Ever get tired of your iPhone opening Safari or the Mail app when you open a link or an email address… especially if you never use them or have even deleted them? There’s a chance Apple may finally address your concern.
According to a report from Bloomberg, Apple is “considering” allowing users to set rival apps to be the default for web browsing and mail in the imminent iOS 14. Apple‘s in-house apps are always set as the default in whatever activity you’re using your phone for. That’s not just the email and browser — as far as I know, there’s no way to change Apple Maps from being the default maps app. Bloomberg’s sources say this change would allow users to select which app would be the default for the given activity.
Just to keep you up to speed, Apple devices currently ship with over 30 of the company’s in-house apps installed. It’s kept its apps as defaults since the App Store launched.
It’s probably not a surprise that Apple‘s giving its own software the advantage, but that’s still pretty annoying. While I have deleted a number of the vanilla apps from my phone, I still use several Apple apps because they’re better for me than the competition — and I’m sure several people would do the same. And even if they didn’t, if an app must be forced on the user in order to see significant use, maybe it’s not a very useful app?

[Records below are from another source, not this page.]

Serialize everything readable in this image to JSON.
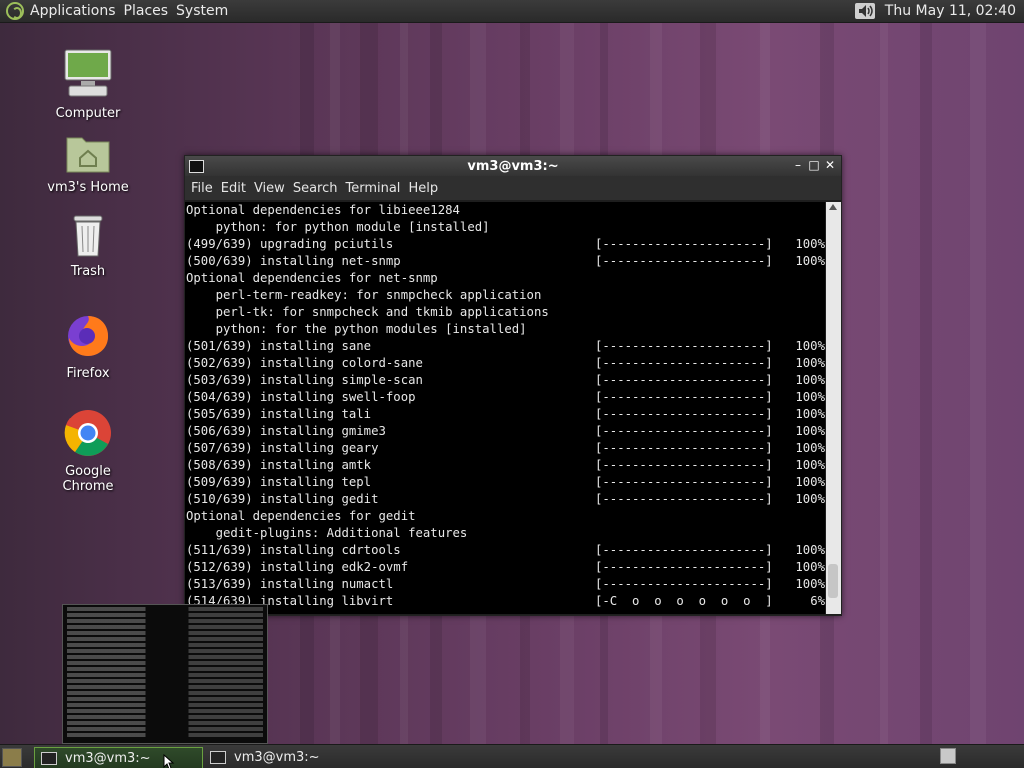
{
  "top_panel": {
    "menus": [
      "Applications",
      "Places",
      "System"
    ],
    "clock": "Thu May 11, 02:40"
  },
  "desktop_icons": [
    {
      "name": "computer",
      "label": "Computer"
    },
    {
      "name": "home",
      "label": "vm3's Home"
    },
    {
      "name": "trash",
      "label": "Trash"
    },
    {
      "name": "firefox",
      "label": "Firefox"
    },
    {
      "name": "chrome",
      "label": "Google Chrome"
    }
  ],
  "terminal": {
    "title": "vm3@vm3:~",
    "menus": [
      "File",
      "Edit",
      "View",
      "Search",
      "Terminal",
      "Help"
    ],
    "lines": [
      {
        "text": "Optional dependencies for libieee1284"
      },
      {
        "text": "    python: for python module [installed]"
      },
      {
        "text": "(499/639) upgrading pciutils",
        "bar": "[----------------------]",
        "pct": "100%"
      },
      {
        "text": "(500/639) installing net-snmp",
        "bar": "[----------------------]",
        "pct": "100%"
      },
      {
        "text": "Optional dependencies for net-snmp"
      },
      {
        "text": "    perl-term-readkey: for snmpcheck application"
      },
      {
        "text": "    perl-tk: for snmpcheck and tkmib applications"
      },
      {
        "text": "    python: for the python modules [installed]"
      },
      {
        "text": "(501/639) installing sane",
        "bar": "[----------------------]",
        "pct": "100%"
      },
      {
        "text": "(502/639) installing colord-sane",
        "bar": "[----------------------]",
        "pct": "100%"
      },
      {
        "text": "(503/639) installing simple-scan",
        "bar": "[----------------------]",
        "pct": "100%"
      },
      {
        "text": "(504/639) installing swell-foop",
        "bar": "[----------------------]",
        "pct": "100%"
      },
      {
        "text": "(505/639) installing tali",
        "bar": "[----------------------]",
        "pct": "100%"
      },
      {
        "text": "(506/639) installing gmime3",
        "bar": "[----------------------]",
        "pct": "100%"
      },
      {
        "text": "(507/639) installing geary",
        "bar": "[----------------------]",
        "pct": "100%"
      },
      {
        "text": "(508/639) installing amtk",
        "bar": "[----------------------]",
        "pct": "100%"
      },
      {
        "text": "(509/639) installing tepl",
        "bar": "[----------------------]",
        "pct": "100%"
      },
      {
        "text": "(510/639) installing gedit",
        "bar": "[----------------------]",
        "pct": "100%"
      },
      {
        "text": "Optional dependencies for gedit"
      },
      {
        "text": "    gedit-plugins: Additional features"
      },
      {
        "text": "(511/639) installing cdrtools",
        "bar": "[----------------------]",
        "pct": "100%"
      },
      {
        "text": "(512/639) installing edk2-ovmf",
        "bar": "[----------------------]",
        "pct": "100%"
      },
      {
        "text": "(513/639) installing numactl",
        "bar": "[----------------------]",
        "pct": "100%"
      },
      {
        "text": "(514/639) installing libvirt",
        "bar": "[-C  o  o  o  o  o  o  ]",
        "pct": "6%"
      }
    ]
  },
  "taskbar": {
    "tasks": [
      {
        "label": "vm3@vm3:~",
        "active": true
      },
      {
        "label": "vm3@vm3:~",
        "active": false
      }
    ]
  },
  "colors": {
    "accent": "#9cbf5a",
    "terminal_bg": "#000000",
    "desktop": "#5b3a55"
  }
}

According to the same report, Apple might also allow third-party music apps, such as Pandora and Spotify, to play on its HomePods. Currently users can only play music from these apps on a HomePod through AirPlay via another Apple device. It was Spotify that complained last year — and by “complained,” I mean filed an official complaint with the European Commission — against Apple for giving itself an unfair advantage. Indeed, this whole move, if it actually happens, could be an attempt to avoid an official antitrust investigation.
Then again, this is still just a rumor. Even if Apple is considering this, it could still reverse course by the time the next iOS iteration comes out. It’s still nice to think Apple might open its fist a little bit.
We’ve reached out to Apple for comment.